Will adding a few words to food packages disclosing the presence of genetically modified organisms increase food prices?
Two recent industry-funded studies contend that mandatory GMO labels will increase the price of groceries. But, both studies suffer from the same basic flaws. Both studies assume that a mandatory GMO disclosure will require food manufacturers to reformulate all processed foods to use non-GMO ingredients. In addition, both studies ignore the impact of retail pricing strategies on the price a consumer pays at the point of sale.
By contrast, independent studies show that GMO labels will not act as a warning, as some farm and food organizations contend. In one recent study, two agricultural economists found that the mere presence of a GMO label did not increase consumer concern. Another study, based on five years of consumer data, also found that GMO labels would not scare consumers.
Two economists with the U.S. Department of Agriculture came to a similar conclusion after studying the behavior of consumers in countries that require GMO labeling. Their study found that most consumers look only for one or two attributes - like price or calories - and tend to overlook other disclosures.
The most recent study, financed by the Corn Refiners Association, concludes that simply changing labels will increase food prices. But, food companies frequently change their labels to highlight new innovations or make new claims. Adding a few words or a symbol to the package during a periodic refresh cycle will add little or no cost to designing and printing the label.
The biggest flaw with both studies is that they assume the cost of making food is directly reflected in the price at the point of sale. As explained in a 2013 paper, pricing strategies are based on many factors, including shopper demographics and rival pricing behavior. Simply assuming the costs of label changes, which are negligible, will be passed along to the consumer overlooks the competitive world in which retailers set prices.

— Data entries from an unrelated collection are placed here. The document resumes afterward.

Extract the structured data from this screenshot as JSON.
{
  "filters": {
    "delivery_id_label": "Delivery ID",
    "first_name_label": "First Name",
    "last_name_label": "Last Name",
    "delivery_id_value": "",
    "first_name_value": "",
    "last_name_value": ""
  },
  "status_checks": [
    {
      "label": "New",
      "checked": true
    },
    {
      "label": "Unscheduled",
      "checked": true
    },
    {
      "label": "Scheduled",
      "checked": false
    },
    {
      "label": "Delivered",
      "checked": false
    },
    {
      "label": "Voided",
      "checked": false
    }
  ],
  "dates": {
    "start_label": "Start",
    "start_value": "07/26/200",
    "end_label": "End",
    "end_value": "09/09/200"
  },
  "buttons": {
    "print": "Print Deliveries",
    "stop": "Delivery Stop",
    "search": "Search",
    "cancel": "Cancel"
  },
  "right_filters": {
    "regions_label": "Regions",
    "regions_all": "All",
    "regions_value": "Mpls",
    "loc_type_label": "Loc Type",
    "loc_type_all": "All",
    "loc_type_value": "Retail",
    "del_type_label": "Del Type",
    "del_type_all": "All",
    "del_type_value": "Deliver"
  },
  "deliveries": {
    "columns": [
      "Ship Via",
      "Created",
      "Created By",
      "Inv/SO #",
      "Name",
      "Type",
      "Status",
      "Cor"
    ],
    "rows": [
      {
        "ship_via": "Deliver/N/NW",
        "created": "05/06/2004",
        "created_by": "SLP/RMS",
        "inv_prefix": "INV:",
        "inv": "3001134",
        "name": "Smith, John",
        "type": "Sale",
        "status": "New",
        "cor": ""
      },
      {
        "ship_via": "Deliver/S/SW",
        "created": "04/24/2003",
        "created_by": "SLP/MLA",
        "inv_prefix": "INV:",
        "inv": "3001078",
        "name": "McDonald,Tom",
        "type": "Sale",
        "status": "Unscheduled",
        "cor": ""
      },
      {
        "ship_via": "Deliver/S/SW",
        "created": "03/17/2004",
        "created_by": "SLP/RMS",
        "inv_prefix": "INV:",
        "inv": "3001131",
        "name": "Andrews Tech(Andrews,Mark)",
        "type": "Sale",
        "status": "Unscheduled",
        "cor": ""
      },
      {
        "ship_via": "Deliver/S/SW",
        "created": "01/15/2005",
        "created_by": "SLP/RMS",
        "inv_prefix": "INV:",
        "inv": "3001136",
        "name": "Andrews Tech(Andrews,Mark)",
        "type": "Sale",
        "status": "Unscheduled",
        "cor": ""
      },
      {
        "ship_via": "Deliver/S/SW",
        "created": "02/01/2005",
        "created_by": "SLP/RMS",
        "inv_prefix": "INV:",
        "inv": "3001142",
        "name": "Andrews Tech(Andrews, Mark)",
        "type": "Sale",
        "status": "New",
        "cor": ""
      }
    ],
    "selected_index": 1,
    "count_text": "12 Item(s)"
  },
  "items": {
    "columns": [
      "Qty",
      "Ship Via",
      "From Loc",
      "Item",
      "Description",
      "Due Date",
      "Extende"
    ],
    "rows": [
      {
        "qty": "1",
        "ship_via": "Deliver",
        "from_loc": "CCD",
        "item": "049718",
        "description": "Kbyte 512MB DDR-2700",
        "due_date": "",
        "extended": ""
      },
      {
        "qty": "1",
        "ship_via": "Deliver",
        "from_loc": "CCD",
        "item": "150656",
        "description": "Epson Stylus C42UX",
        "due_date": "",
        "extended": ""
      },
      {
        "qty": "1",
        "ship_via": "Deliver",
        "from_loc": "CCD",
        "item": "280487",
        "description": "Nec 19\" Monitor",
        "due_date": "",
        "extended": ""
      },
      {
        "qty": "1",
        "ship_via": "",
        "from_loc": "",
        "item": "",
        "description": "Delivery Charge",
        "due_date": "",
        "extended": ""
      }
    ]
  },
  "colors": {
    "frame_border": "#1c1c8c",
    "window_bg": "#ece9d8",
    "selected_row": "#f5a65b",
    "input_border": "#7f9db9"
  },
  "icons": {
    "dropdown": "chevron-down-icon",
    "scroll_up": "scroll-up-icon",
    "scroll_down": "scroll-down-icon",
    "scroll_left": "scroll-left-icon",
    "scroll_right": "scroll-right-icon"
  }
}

Even Campbell Soup Co., which supports mandatory GMO labeling, has said GMO labeling will not increase food prices. Regardless of whether you think GMO labels should be mandatory, the evidence simply does not support the argument that mandatory labels increase the price of food.